Take it easy
Even as you are getting faster and stronger, it’s still important to run your easy runs easy. Make sure that most of your runs are at a conversational pace. Some runs can be a little harder, and your long runs may feel harder because you are running for so much time. But keeping most of your miles easy will allow you to build your mileage safely.
Increase your mileage slowly
if you are following a well-written training plan this shouldn’t be a problem. Make sure you are only adding on a few miles each week, and taking cut-back weeks every 3-4 weeks. This will allow your body time to adapt and to reap the benefits of your training.
Don’t be afraid to walk

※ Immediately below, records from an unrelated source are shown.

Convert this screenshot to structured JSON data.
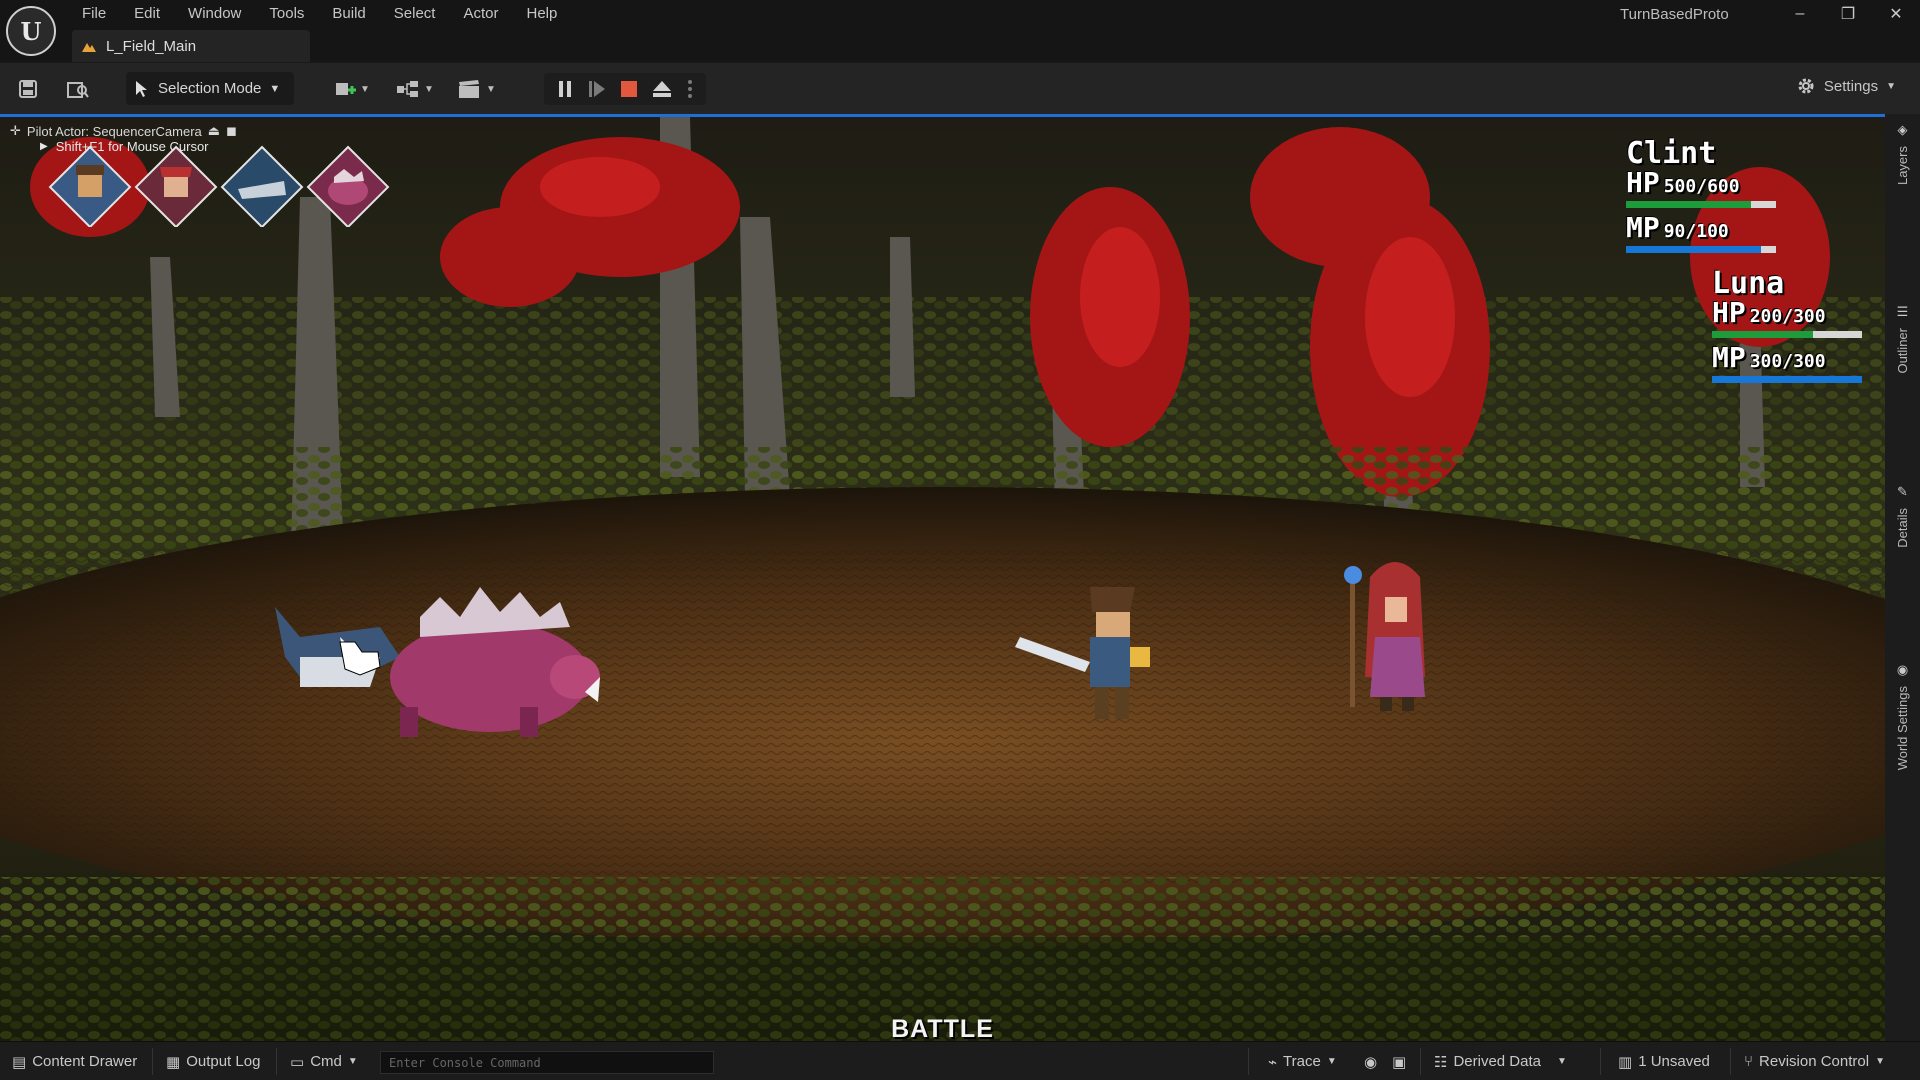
{
  "app": {
    "logo_glyph": "U",
    "menu": [
      "File",
      "Edit",
      "Window",
      "Tools",
      "Build",
      "Select",
      "Actor",
      "Help"
    ],
    "project_name": "TurnBasedProto",
    "level_tab": "L_Field_Main",
    "window_controls": {
      "minimize": "–",
      "restore": "❐",
      "close": "✕"
    }
  },
  "toolbar": {
    "mode_label": "Selection Mode",
    "settings_label": "Settings",
    "icons": [
      "save-icon",
      "content-browser-icon",
      "add-actor-icon",
      "blueprint-icon",
      "cinematics-icon",
      "pause-icon",
      "step-icon",
      "stop-icon",
      "eject-icon",
      "more-icon",
      "settings-icon"
    ]
  },
  "viewport": {
    "pilot_label": "Pilot Actor: SequencerCamera",
    "mouse_hint": "Shift+F1 for Mouse Cursor",
    "turn_order": [
      "hero-portrait",
      "mage-portrait",
      "wolf-portrait",
      "boar-portrait"
    ],
    "battle_label": "BATTLE"
  },
  "party": [
    {
      "name": "Clint",
      "hp_label": "HP",
      "hp": "500/600",
      "hp_ratio": 0.83,
      "mp_label": "MP",
      "mp": "90/100",
      "mp_ratio": 0.9
    },
    {
      "name": "Luna",
      "hp_label": "HP",
      "hp": "200/300",
      "hp_ratio": 0.67,
      "mp_label": "MP",
      "mp": "300/300",
      "mp_ratio": 1.0
    }
  ],
  "side_panel": [
    "Layers",
    "Outliner",
    "Details",
    "World Settings"
  ],
  "statusbar": {
    "content_drawer": "Content Drawer",
    "output_log": "Output Log",
    "cmd": "Cmd",
    "console_placeholder": "Enter Console Command",
    "trace": "Trace",
    "derived_data": "Derived Data",
    "unsaved": "1 Unsaved",
    "revision_control": "Revision Control"
  },
  "colors": {
    "accent_blue": "#1f6fd8",
    "hp_green": "#1d9c3b",
    "mp_blue": "#1777d6",
    "stop_red": "#e2583e"
  }
}
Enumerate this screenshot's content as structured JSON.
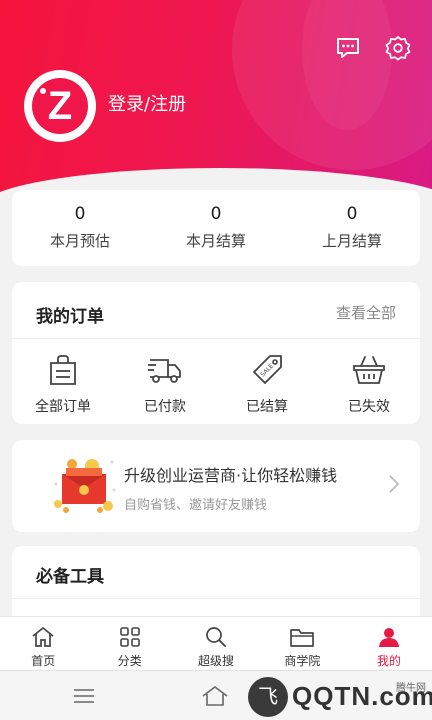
{
  "header": {
    "login_label": "登录/注册",
    "avatar_letter": "Z",
    "message_icon": "chat-bubble-icon",
    "settings_icon": "gear-icon",
    "gradient_from": "#f5143c",
    "gradient_to": "#d81b84"
  },
  "stats": [
    {
      "value": "0",
      "label": "本月预估"
    },
    {
      "value": "0",
      "label": "本月结算"
    },
    {
      "value": "0",
      "label": "上月结算"
    }
  ],
  "orders": {
    "title": "我的订单",
    "view_all": "查看全部",
    "items": [
      {
        "label": "全部订单",
        "icon": "order-bag-icon"
      },
      {
        "label": "已付款",
        "icon": "delivery-truck-icon"
      },
      {
        "label": "已结算",
        "icon": "sale-tag-icon"
      },
      {
        "label": "已失效",
        "icon": "basket-icon"
      }
    ]
  },
  "banner": {
    "title": "升级创业运营商·让你轻松赚钱",
    "subtitle": "自购省钱、邀请好友赚钱",
    "image_icon": "red-envelope-coins-icon",
    "arrow_icon": "chevron-right-icon"
  },
  "tools": {
    "title": "必备工具"
  },
  "tabbar": {
    "active_color": "#e61a45",
    "items": [
      {
        "label": "首页",
        "icon": "home-icon"
      },
      {
        "label": "分类",
        "icon": "grid-icon"
      },
      {
        "label": "超级搜",
        "icon": "search-icon"
      },
      {
        "label": "商学院",
        "icon": "folder-icon"
      },
      {
        "label": "我的",
        "icon": "user-icon"
      }
    ]
  },
  "watermark": {
    "logo_glyph": "飞",
    "brand": "QQTN.com",
    "tag": "腾牛网"
  }
}
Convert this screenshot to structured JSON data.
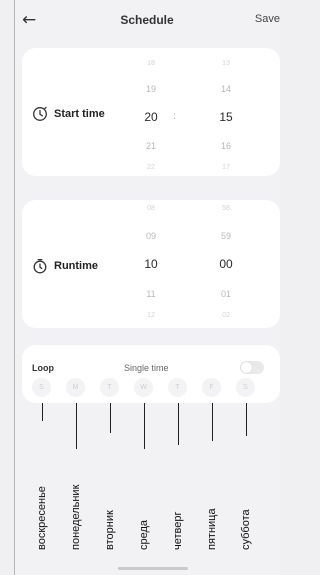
{
  "header": {
    "title": "Schedule",
    "save_label": "Save",
    "back_icon": "arrow-left-icon"
  },
  "start_time": {
    "label": "Start time",
    "icon": "clock-icon",
    "hours": [
      "18",
      "19",
      "20",
      "21",
      "22"
    ],
    "minutes": [
      "13",
      "14",
      "15",
      "16",
      "17"
    ],
    "separator": ":"
  },
  "runtime": {
    "label": "Runtime",
    "icon": "timer-icon",
    "hours": [
      "08",
      "09",
      "10",
      "11",
      "12"
    ],
    "minutes": [
      "58",
      "59",
      "00",
      "01",
      "02"
    ]
  },
  "loop": {
    "label": "Loop",
    "mode": "Single time",
    "toggle_on": false,
    "days": [
      "S",
      "M",
      "T",
      "W",
      "T",
      "F",
      "S"
    ]
  },
  "annotations": [
    "воскресенье",
    "понедельник",
    "вторник",
    "среда",
    "четверг",
    "пятница",
    "суббота"
  ]
}
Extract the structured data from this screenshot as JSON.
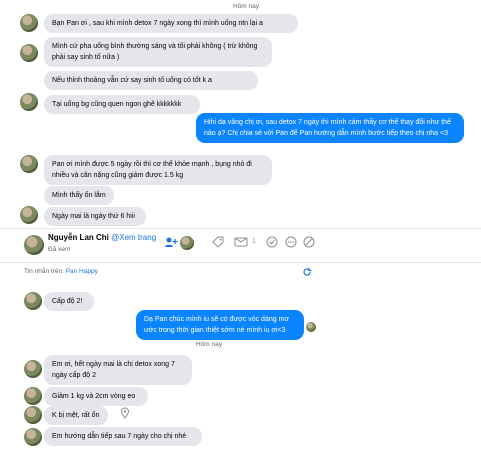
{
  "top_chat": {
    "date_label": "Hôm nay",
    "messages": [
      {
        "text": "Bạn Pan ơi , sau khi mình detox 7 ngày xong thì mình uống ntn lại a"
      },
      {
        "text": "Mình cứ pha uống bình thường sáng và tối phải không ( trừ không phải say sinh tố nữa )"
      },
      {
        "text": "Nếu thỉnh thoảng vẫn cứ say sinh tố uống có tốt k a"
      },
      {
        "text": "Tại uống bg cũng quen ngon ghê kkkkkkk"
      },
      {
        "text": "Hihi dạ vâng chị ơi, sau detox 7 ngày thì mình cảm thấy cơ thể thay đổi như thế nào ạ? Chị chia sẻ với Pan để Pan hướng dẫn mình bước tiếp theo chị nha <3"
      },
      {
        "text": "Pan ơi mình được 5 ngày rồi thì cơ thể khỏe mạnh , bụng nhỏ đi nhiều và cân nặng cũng giảm được 1.5 kg"
      },
      {
        "text": "Mình thấy ổn lắm"
      },
      {
        "text": "Ngày mai là ngày thứ 6 hiii"
      }
    ]
  },
  "bottom_chat": {
    "header": {
      "name": "Nguyễn Lan Chi",
      "profile_link": "@Xem trang",
      "status": "Đã xem",
      "label_count": "1"
    },
    "source_label": "Tin nhắn trên:",
    "source_page": "Pan Happy",
    "date_label": "Hôm nay",
    "messages": [
      {
        "text": "Cấp độ 2!"
      },
      {
        "text": "Dạ Pan chúc mình iu sẽ có được vóc dáng mơ ước trong thời gian thiệt sớm nè mình iu ơi<3"
      },
      {
        "text": "Em ơi, hết ngày mai là chị detox xong 7 ngày cấp độ 2"
      },
      {
        "text": "Giảm 1 kg và 2cm vòng eo"
      },
      {
        "text": "K bị mệt, rất ổn"
      },
      {
        "text": "Em hướng dẫn tiếp sau 7 ngày cho chị nhé"
      }
    ]
  },
  "colors": {
    "own_bubble": "#0b84ff",
    "other_bubble": "#e4e6eb",
    "link": "#1a73e8"
  },
  "icons": [
    "add-person-icon",
    "tag-icon",
    "mail-icon",
    "check-circle-icon",
    "more-icon",
    "block-icon",
    "refresh-icon",
    "location-icon"
  ]
}
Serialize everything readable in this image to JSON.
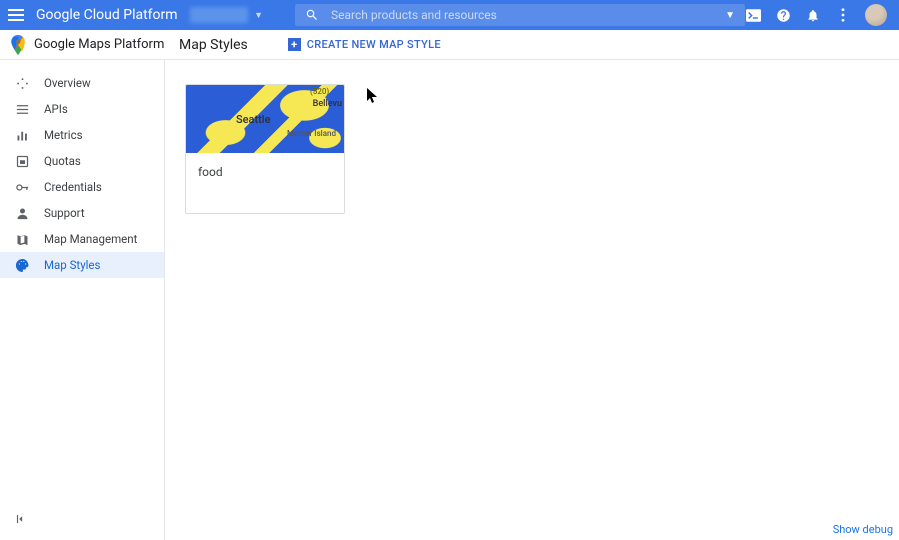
{
  "header": {
    "gcp_title": "Google Cloud Platform",
    "search_placeholder": "Search products and resources"
  },
  "subheader": {
    "platform_title": "Google Maps Platform",
    "page_title": "Map Styles",
    "create_label": "CREATE NEW MAP STYLE"
  },
  "sidebar": {
    "items": [
      {
        "label": "Overview",
        "icon": "overview"
      },
      {
        "label": "APIs",
        "icon": "apis"
      },
      {
        "label": "Metrics",
        "icon": "metrics"
      },
      {
        "label": "Quotas",
        "icon": "quotas"
      },
      {
        "label": "Credentials",
        "icon": "credentials"
      },
      {
        "label": "Support",
        "icon": "support"
      },
      {
        "label": "Map Management",
        "icon": "mapmgmt"
      },
      {
        "label": "Map Styles",
        "icon": "mapstyles",
        "active": true
      }
    ]
  },
  "card": {
    "name": "food",
    "thumb_labels": {
      "seattle": "Seattle",
      "bellevue": "Bellevu",
      "mercer": "Mercer Island",
      "route": "(520)"
    }
  },
  "footer": {
    "show_debug": "Show debug"
  }
}
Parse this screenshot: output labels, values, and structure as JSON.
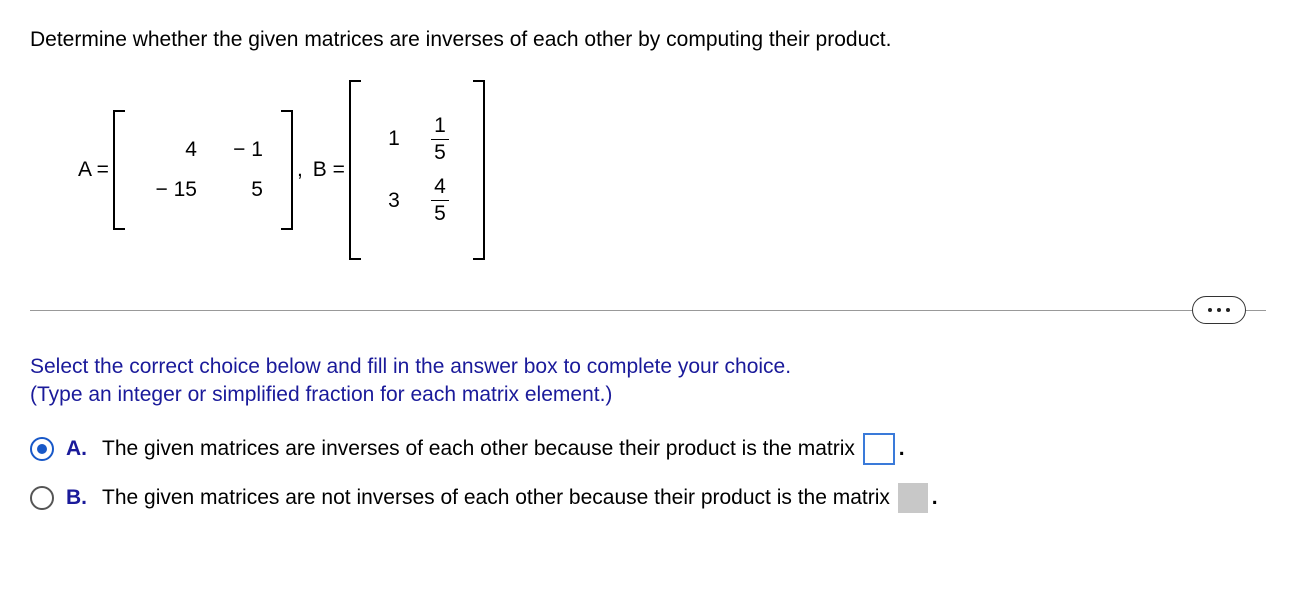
{
  "question": "Determine whether the given matrices are inverses of each other by computing their product.",
  "matrices": {
    "A": {
      "label": "A =",
      "rows": [
        [
          "4",
          "− 1"
        ],
        [
          "− 15",
          "5"
        ]
      ]
    },
    "comma": ",",
    "B": {
      "label": "B =",
      "rows": [
        {
          "left": "1",
          "frac": {
            "num": "1",
            "den": "5"
          }
        },
        {
          "left": "3",
          "frac": {
            "num": "4",
            "den": "5"
          }
        }
      ]
    }
  },
  "instruction_line1": "Select the correct choice below and fill in the answer box to complete your choice.",
  "instruction_line2": "(Type an integer or simplified fraction for each matrix element.)",
  "choices": {
    "A": {
      "letter": "A.",
      "text": "The given matrices are inverses of each other because their product is the matrix",
      "selected": true
    },
    "B": {
      "letter": "B.",
      "text": "The given matrices are not inverses of each other because their product is the matrix",
      "selected": false
    }
  },
  "period": "."
}
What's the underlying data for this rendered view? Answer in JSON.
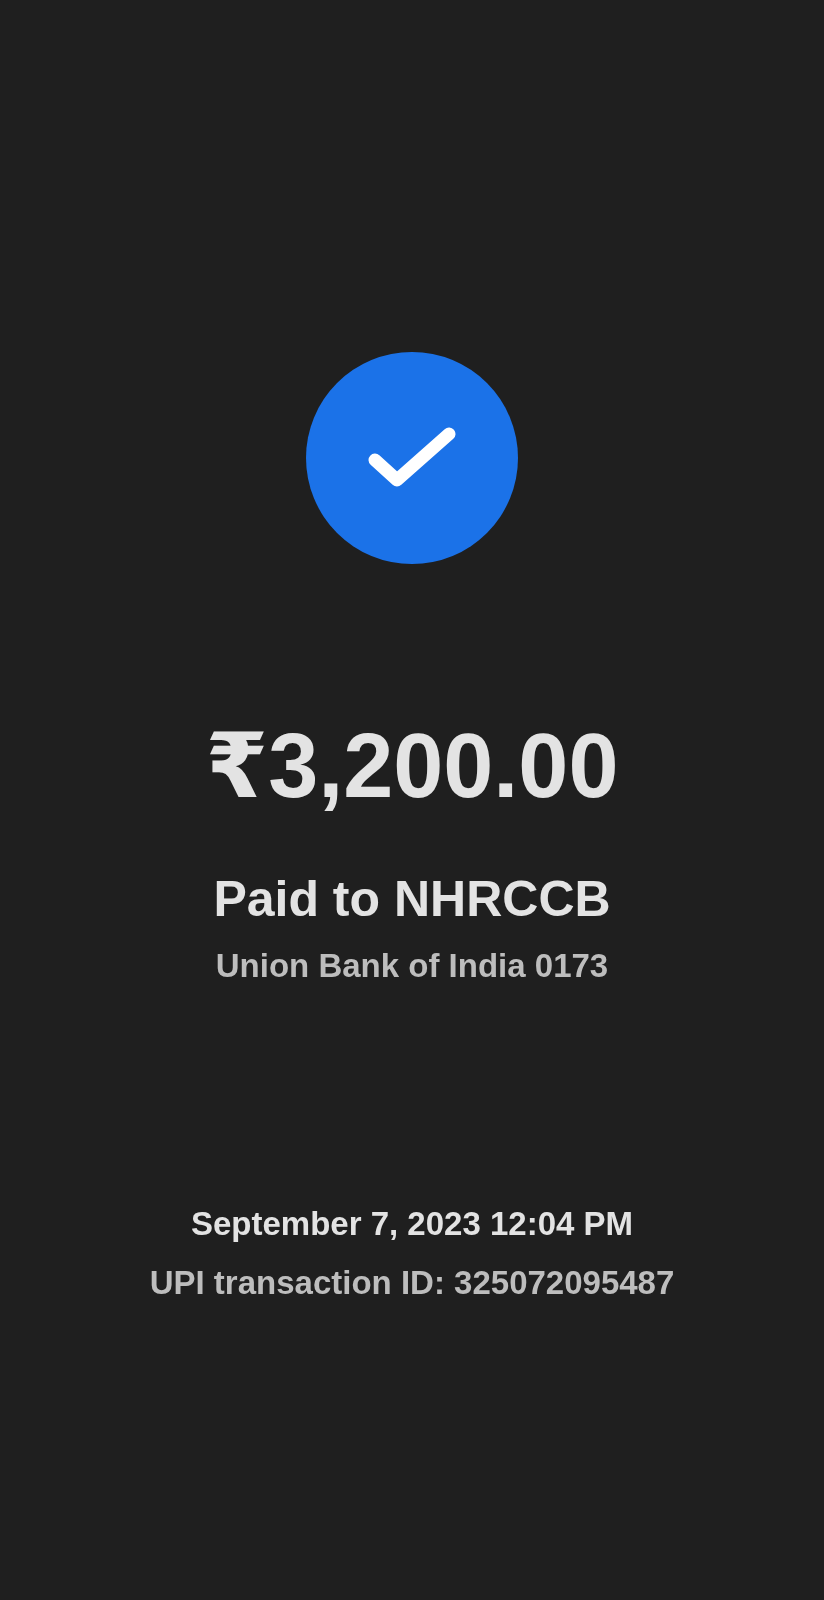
{
  "completed": true,
  "amount": "₹3,200.00",
  "payee": "Paid to NHRCCB",
  "account": "Union Bank of India 0173",
  "datetime": "September 7, 2023 12:04 PM",
  "transaction_id": "UPI transaction ID: 325072095487"
}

Walking is totally fine, especially as you are working on increasing your long runs! It’s all about time on your feet. And if you have to walk during your marathon, that’s ok too. Remember, this is your first time running these longer distances, and the goal is to cover 26.2 miles, however that looks for you.
Have some dress rehearsals before your first marathon
Practice all the things you will do on race day, from what you will eat before the race, to what you will wear, and how you will carry your belongings as you run. Make sure you are prepared for any accommodations you will be using on race day if you are traveling for your race.
Participate in shorter races
It can be really helpful to do some shorter races leading up to your first marathon. These can be for fun, just to get in some mileage, or as part of a workout. A half-marathon can serve as a long run. This gets you used to the race atmosphere and may help reduce any pre-race nerves you may experience.
Don’t worry about a goal time for your first marathon
If you’re goal is to finish your first marathon, try not to worry about how long it will take you! Enjoy the experience and be proud of your accomplishment. Hopefully you will want to go back for more marathons, at which point you can start chasing down some goals.
What else would you tell someone who was getting ready to run their first marathon?
If you have done a marathon before, did you follow these guidelines when you were preparing for your race?
Now it’s time for the Runners’ Roundup! Link up your running and fitness posts below! Join myself, Coach Debbie Runs, Confessions of a Mother Runner, Runs with Pugs , and Laura Norris Running to post your favorite running tips, experiences, race and training recaps, workouts, gear, and coaching ideas.